#### Task:
Could the listing below be reproduced exactly, minus its pictures?

#### Dataset:
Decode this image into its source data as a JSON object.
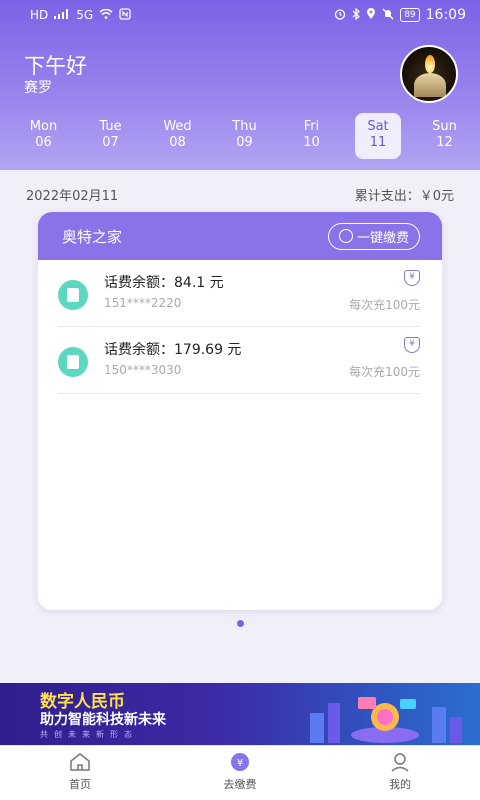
{
  "status_bar": {
    "left_items": [
      "HD",
      "5G",
      "WiFi",
      "NFC"
    ],
    "battery": "89",
    "time": "16:09"
  },
  "header": {
    "greeting": "下午好",
    "username": "赛罗",
    "days": [
      {
        "weekday": "Mon",
        "date": "06",
        "active": false
      },
      {
        "weekday": "Tue",
        "date": "07",
        "active": false
      },
      {
        "weekday": "Wed",
        "date": "08",
        "active": false
      },
      {
        "weekday": "Thu",
        "date": "09",
        "active": false
      },
      {
        "weekday": "Fri",
        "date": "10",
        "active": false
      },
      {
        "weekday": "Sat",
        "date": "11",
        "active": true
      },
      {
        "weekday": "Sun",
        "date": "12",
        "active": false
      }
    ]
  },
  "summary": {
    "date": "2022年02月11",
    "total_label": "累计支出：",
    "total_value": "￥0元"
  },
  "card": {
    "title": "奥特之家",
    "pay_button": "一键缴费",
    "rows": [
      {
        "balance_label": "话费余额：",
        "balance_value": "84.1 元",
        "phone": "151****2220",
        "rule": "每次充100元"
      },
      {
        "balance_label": "话费余额：",
        "balance_value": "179.69 元",
        "phone": "150****3030",
        "rule": "每次充100元"
      }
    ]
  },
  "banner": {
    "title": "数字人民币",
    "subtitle": "助力智能科技新未来",
    "small": "共创未来新形态"
  },
  "nav": {
    "home": "首页",
    "pay": "去缴费",
    "me": "我的"
  },
  "colors": {
    "accent": "#7c62e6",
    "card_header": "#8a72e8",
    "phone_icon": "#5ed7c0"
  }
}
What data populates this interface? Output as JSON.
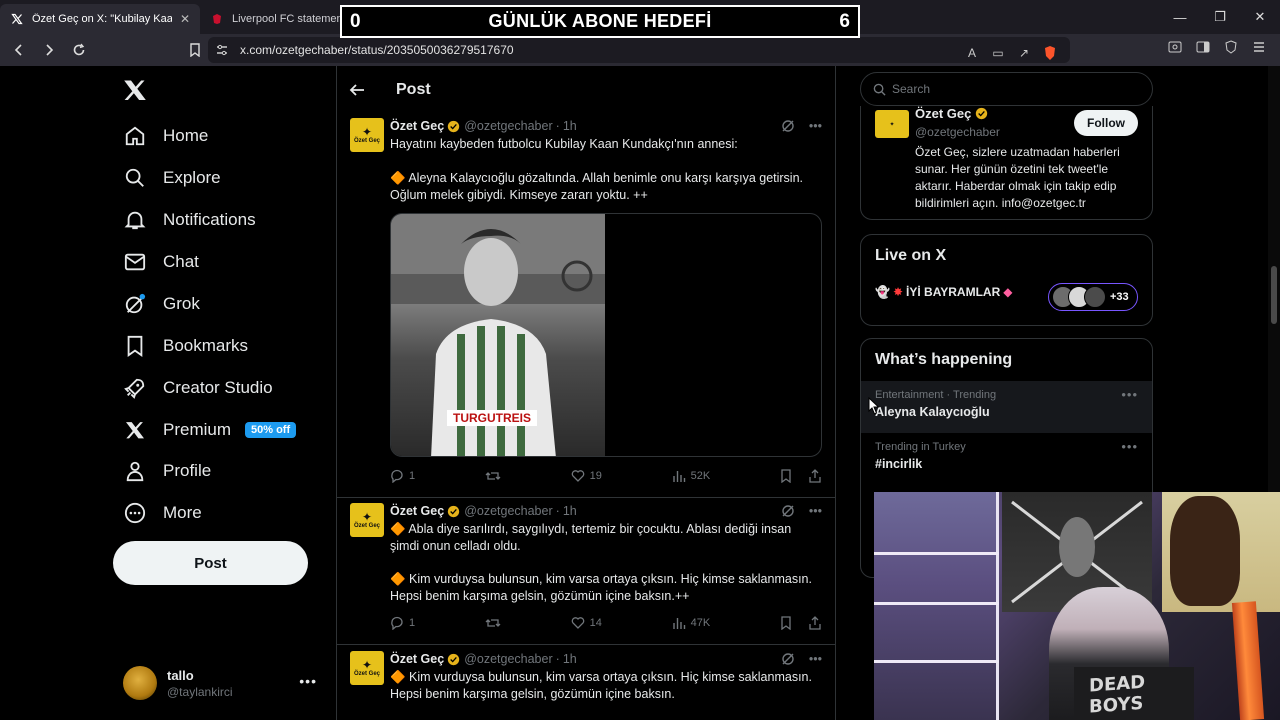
{
  "browser": {
    "tabs": [
      {
        "title": "Özet Geç on X: \"Kubilay Kaan Ku",
        "favicon": "x-icon",
        "active": true
      },
      {
        "title": "Liverpool FC statement - Liverpool FC",
        "favicon": "liverpool-icon",
        "active": false
      }
    ],
    "url": "x.com/ozetgechaber/status/2035050036279517670"
  },
  "overlay": {
    "left_count": "0",
    "label": "GÜNLÜK ABONE HEDEFİ",
    "right_count": "6"
  },
  "nav": {
    "items": [
      {
        "label": "Home",
        "icon": "home-icon"
      },
      {
        "label": "Explore",
        "icon": "search-icon"
      },
      {
        "label": "Notifications",
        "icon": "bell-icon"
      },
      {
        "label": "Chat",
        "icon": "mail-icon"
      },
      {
        "label": "Grok",
        "icon": "grok-icon"
      },
      {
        "label": "Bookmarks",
        "icon": "bookmark-icon"
      },
      {
        "label": "Creator Studio",
        "icon": "rocket-icon"
      },
      {
        "label": "Premium",
        "icon": "x-icon"
      },
      {
        "label": "Profile",
        "icon": "person-icon"
      },
      {
        "label": "More",
        "icon": "more-circle-icon"
      }
    ],
    "premium_badge": "50% off",
    "post_button": "Post",
    "account": {
      "display_name": "tallo",
      "handle": "@taylankirci"
    }
  },
  "main": {
    "header_title": "Post",
    "tweets": [
      {
        "name": "Özet Geç",
        "handle": "@ozetgechaber",
        "time": "1h",
        "text_line1": "Hayatını kaybeden futbolcu Kubilay Kaan Kundakçı'nın annesi:",
        "text_line2": "🔶 Aleyna Kalaycıoğlu gözaltında. Allah benimle onu karşı karşıya getirsin. Oğlum melek gibiydi. Kimseye zararı yoktu. ++",
        "media_sponsor": "TURGUTREIS",
        "replies": "1",
        "likes": "19",
        "views": "52K"
      },
      {
        "name": "Özet Geç",
        "handle": "@ozetgechaber",
        "time": "1h",
        "text_line1": "🔶 Abla diye sarılırdı, saygılıydı, tertemiz bir çocuktu. Ablası dediği insan şimdi onun celladı oldu.",
        "text_line2": "🔶 Kim vurduysa bulunsun, kim varsa ortaya çıksın. Hiç kimse saklanmasın. Hepsi benim karşıma gelsin, gözümün içine baksın.++",
        "replies": "1",
        "likes": "14",
        "views": "47K"
      },
      {
        "name": "Özet Geç",
        "handle": "@ozetgechaber",
        "time": "1h",
        "text_line1": "🔶 Kim vurduysa bulunsun, kim varsa ortaya çıksın. Hiç kimse saklanmasın. Hepsi benim karşıma gelsin, gözümün içine baksın."
      }
    ]
  },
  "right": {
    "search_placeholder": "Search",
    "profile": {
      "name": "Özet Geç",
      "handle": "@ozetgechaber",
      "follow_label": "Follow",
      "bio": "Özet Geç, sizlere uzatmadan haberleri sunar. Her günün özetini tek tweet'le aktarır. Haberdar olmak için takip edip bildirimleri açın. info@ozetgec.tr"
    },
    "live": {
      "title": "Live on X",
      "broadcast": "İYİ BAYRAMLAR",
      "count": "+33"
    },
    "happening": {
      "title": "What’s happening",
      "trends": [
        {
          "meta": "Entertainment · Trending",
          "name": "Aleyna Kalaycıoğlu"
        },
        {
          "meta": "Trending in Turkey",
          "name": "#incirlik"
        }
      ]
    }
  },
  "webcam": {
    "shirt_text": "DEAD BOYS"
  },
  "colors": {
    "accent": "#1d9bf0",
    "background": "#000000",
    "border": "#2f3336",
    "muted": "#71767b",
    "live_border": "#7856ff"
  }
}
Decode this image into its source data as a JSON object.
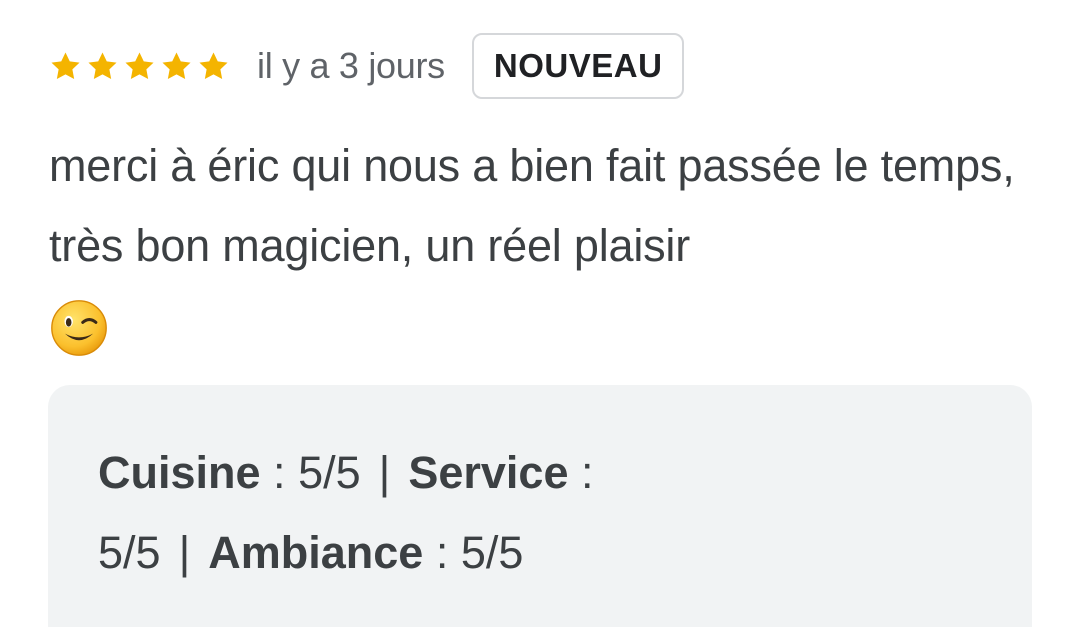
{
  "review": {
    "rating": 5,
    "rating_max": 5,
    "star_color": "#f4b400",
    "date_text": "il y a 3 jours",
    "badge_label": "NOUVEAU",
    "body_text": "merci à éric qui nous a bien fait passée le temps, très bon magicien, un réel plaisir",
    "emoji": "winking-face-emoji"
  },
  "ratings": [
    {
      "category": "Cuisine",
      "separator": " : ",
      "score": "5/5"
    },
    {
      "category": "Service",
      "separator": " : ",
      "score": "5/5"
    },
    {
      "category": "Ambiance",
      "separator": " : ",
      "score": "5/5"
    }
  ],
  "ratings_divider": "|"
}
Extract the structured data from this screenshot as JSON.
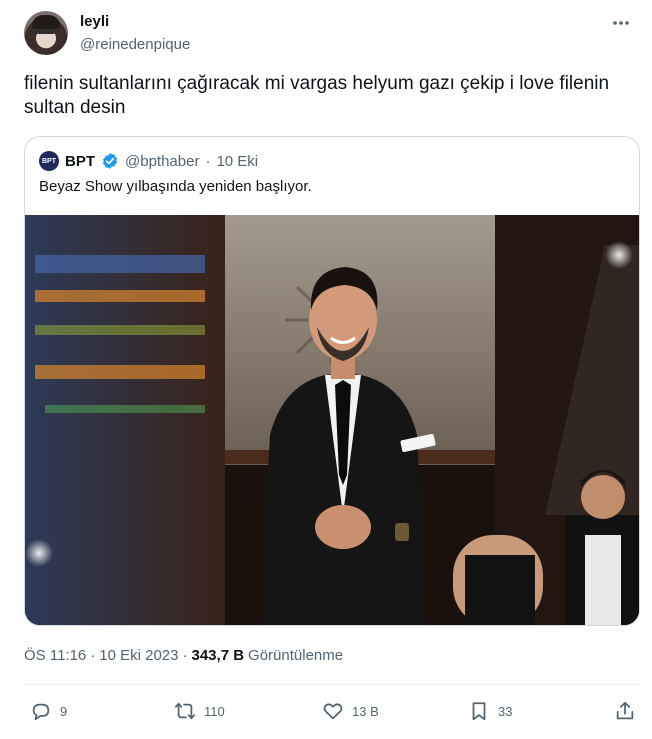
{
  "author": {
    "name": "leyli",
    "handle": "@reinedenpique"
  },
  "tweet": {
    "text": "filenin sultanlarını çağıracak mi vargas helyum gazı çekip i love filenin sultan desin"
  },
  "quoted": {
    "logo_text": "BPT",
    "name": "BPT",
    "handle": "@bpthaber",
    "separator": "·",
    "date": "10 Eki",
    "text": "Beyaz Show yılbaşında yeniden başlıyor."
  },
  "meta": {
    "time": "ÖS 11:16",
    "separator": "·",
    "date": "10 Eki 2023",
    "separator2": "·",
    "views": "343,7 B",
    "views_label": "Görüntülenme"
  },
  "actions": {
    "replies": "9",
    "reposts": "110",
    "likes": "13 B",
    "bookmarks": "33"
  },
  "colors": {
    "text": "#0f1419",
    "muted": "#536471",
    "verified": "#1d9bf0",
    "border": "#cfd9de"
  },
  "icons": [
    "more-icon",
    "verified-icon",
    "reply-icon",
    "repost-icon",
    "like-icon",
    "bookmark-icon",
    "share-icon"
  ]
}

#### Answer section:
Decode this image into its source data as a JSON object.
{
  "status_bar": {
    "left_items": [
      "HD",
      "5G",
      "WiFi",
      "NFC"
    ],
    "battery": "89",
    "time": "16:09"
  },
  "header": {
    "greeting": "下午好",
    "username": "赛罗",
    "days": [
      {
        "weekday": "Mon",
        "date": "06",
        "active": false
      },
      {
        "weekday": "Tue",
        "date": "07",
        "active": false
      },
      {
        "weekday": "Wed",
        "date": "08",
        "active": false
      },
      {
        "weekday": "Thu",
        "date": "09",
        "active": false
      },
      {
        "weekday": "Fri",
        "date": "10",
        "active": false
      },
      {
        "weekday": "Sat",
        "date": "11",
        "active": true
      },
      {
        "weekday": "Sun",
        "date": "12",
        "active": false
      }
    ]
  },
  "summary": {
    "date": "2022年02月11",
    "total_label": "累计支出：",
    "total_value": "￥0元"
  },
  "card": {
    "title": "奥特之家",
    "pay_button": "一键缴费",
    "rows": [
      {
        "balance_label": "话费余额：",
        "balance_value": "84.1 元",
        "phone": "151****2220",
        "rule": "每次充100元"
      },
      {
        "balance_label": "话费余额：",
        "balance_value": "179.69 元",
        "phone": "150****3030",
        "rule": "每次充100元"
      }
    ]
  },
  "banner": {
    "title": "数字人民币",
    "subtitle": "助力智能科技新未来",
    "small": "共创未来新形态"
  },
  "nav": {
    "home": "首页",
    "pay": "去缴费",
    "me": "我的"
  },
  "colors": {
    "accent": "#7c62e6",
    "card_header": "#8a72e8",
    "phone_icon": "#5ed7c0"
  }
}
What data populates this interface? Output as JSON.
{
  "browser": {
    "tabs": [
      {
        "title": "Özet Geç on X: \"Kubilay Kaan Ku",
        "favicon": "x-icon",
        "active": true
      },
      {
        "title": "Liverpool FC statement - Liverpool FC",
        "favicon": "liverpool-icon",
        "active": false
      }
    ],
    "url": "x.com/ozetgechaber/status/2035050036279517670"
  },
  "overlay": {
    "left_count": "0",
    "label": "GÜNLÜK ABONE HEDEFİ",
    "right_count": "6"
  },
  "nav": {
    "items": [
      {
        "label": "Home",
        "icon": "home-icon"
      },
      {
        "label": "Explore",
        "icon": "search-icon"
      },
      {
        "label": "Notifications",
        "icon": "bell-icon"
      },
      {
        "label": "Chat",
        "icon": "mail-icon"
      },
      {
        "label": "Grok",
        "icon": "grok-icon"
      },
      {
        "label": "Bookmarks",
        "icon": "bookmark-icon"
      },
      {
        "label": "Creator Studio",
        "icon": "rocket-icon"
      },
      {
        "label": "Premium",
        "icon": "x-icon"
      },
      {
        "label": "Profile",
        "icon": "person-icon"
      },
      {
        "label": "More",
        "icon": "more-circle-icon"
      }
    ],
    "premium_badge": "50% off",
    "post_button": "Post",
    "account": {
      "display_name": "tallo",
      "handle": "@taylankirci"
    }
  },
  "main": {
    "header_title": "Post",
    "tweets": [
      {
        "name": "Özet Geç",
        "handle": "@ozetgechaber",
        "time": "1h",
        "text_line1": "Hayatını kaybeden futbolcu Kubilay Kaan Kundakçı'nın annesi:",
        "text_line2": "🔶 Aleyna Kalaycıoğlu gözaltında. Allah benimle onu karşı karşıya getirsin. Oğlum melek gibiydi. Kimseye zararı yoktu. ++",
        "media_sponsor": "TURGUTREIS",
        "replies": "1",
        "likes": "19",
        "views": "52K"
      },
      {
        "name": "Özet Geç",
        "handle": "@ozetgechaber",
        "time": "1h",
        "text_line1": "🔶 Abla diye sarılırdı, saygılıydı, tertemiz bir çocuktu. Ablası dediği insan şimdi onun celladı oldu.",
        "text_line2": "🔶 Kim vurduysa bulunsun, kim varsa ortaya çıksın. Hiç kimse saklanmasın. Hepsi benim karşıma gelsin, gözümün içine baksın.++",
        "replies": "1",
        "likes": "14",
        "views": "47K"
      },
      {
        "name": "Özet Geç",
        "handle": "@ozetgechaber",
        "time": "1h",
        "text_line1": "🔶 Kim vurduysa bulunsun, kim varsa ortaya çıksın. Hiç kimse saklanmasın. Hepsi benim karşıma gelsin, gözümün içine baksın."
      }
    ]
  },
  "right": {
    "search_placeholder": "Search",
    "profile": {
      "name": "Özet Geç",
      "handle": "@ozetgechaber",
      "follow_label": "Follow",
      "bio": "Özet Geç, sizlere uzatmadan haberleri sunar. Her günün özetini tek tweet'le aktarır. Haberdar olmak için takip edip bildirimleri açın. info@ozetgec.tr"
    },
    "live": {
      "title": "Live on X",
      "broadcast": "İYİ BAYRAMLAR",
      "count": "+33"
    },
    "happening": {
      "title": "What’s happening",
      "trends": [
        {
          "meta": "Entertainment · Trending",
          "name": "Aleyna Kalaycıoğlu"
        },
        {
          "meta": "Trending in Turkey",
          "name": "#incirlik"
        }
      ]
    }
  },
  "webcam": {
    "shirt_text": "DEAD BOYS"
  },
  "colors": {
    "accent": "#1d9bf0",
    "background": "#000000",
    "border": "#2f3336",
    "muted": "#71767b",
    "live_border": "#7856ff"
  }
}
Decode this image into its source data as a JSON object.
{
  "review": {
    "rating": 5,
    "rating_max": 5,
    "star_color": "#f4b400",
    "date_text": "il y a 3 jours",
    "badge_label": "NOUVEAU",
    "body_text": "merci à éric qui nous a bien fait passée le temps, très bon magicien, un réel plaisir",
    "emoji": "winking-face-emoji"
  },
  "ratings": [
    {
      "category": "Cuisine",
      "separator": " : ",
      "score": "5/5"
    },
    {
      "category": "Service",
      "separator": " : ",
      "score": "5/5"
    },
    {
      "category": "Ambiance",
      "separator": " : ",
      "score": "5/5"
    }
  ],
  "ratings_divider": "|"
}
Extract the structured data from this screenshot as JSON.
{
  "author": {
    "name": "leyli",
    "handle": "@reinedenpique"
  },
  "tweet": {
    "text": "filenin sultanlarını çağıracak mi vargas helyum gazı çekip i love filenin sultan desin"
  },
  "quoted": {
    "logo_text": "BPT",
    "name": "BPT",
    "handle": "@bpthaber",
    "separator": "·",
    "date": "10 Eki",
    "text": "Beyaz Show yılbaşında yeniden başlıyor."
  },
  "meta": {
    "time": "ÖS 11:16",
    "separator": "·",
    "date": "10 Eki 2023",
    "separator2": "·",
    "views": "343,7 B",
    "views_label": "Görüntülenme"
  },
  "actions": {
    "replies": "9",
    "reposts": "110",
    "likes": "13 B",
    "bookmarks": "33"
  },
  "colors": {
    "text": "#0f1419",
    "muted": "#536471",
    "verified": "#1d9bf0",
    "border": "#cfd9de"
  },
  "icons": [
    "more-icon",
    "verified-icon",
    "reply-icon",
    "repost-icon",
    "like-icon",
    "bookmark-icon",
    "share-icon"
  ]
}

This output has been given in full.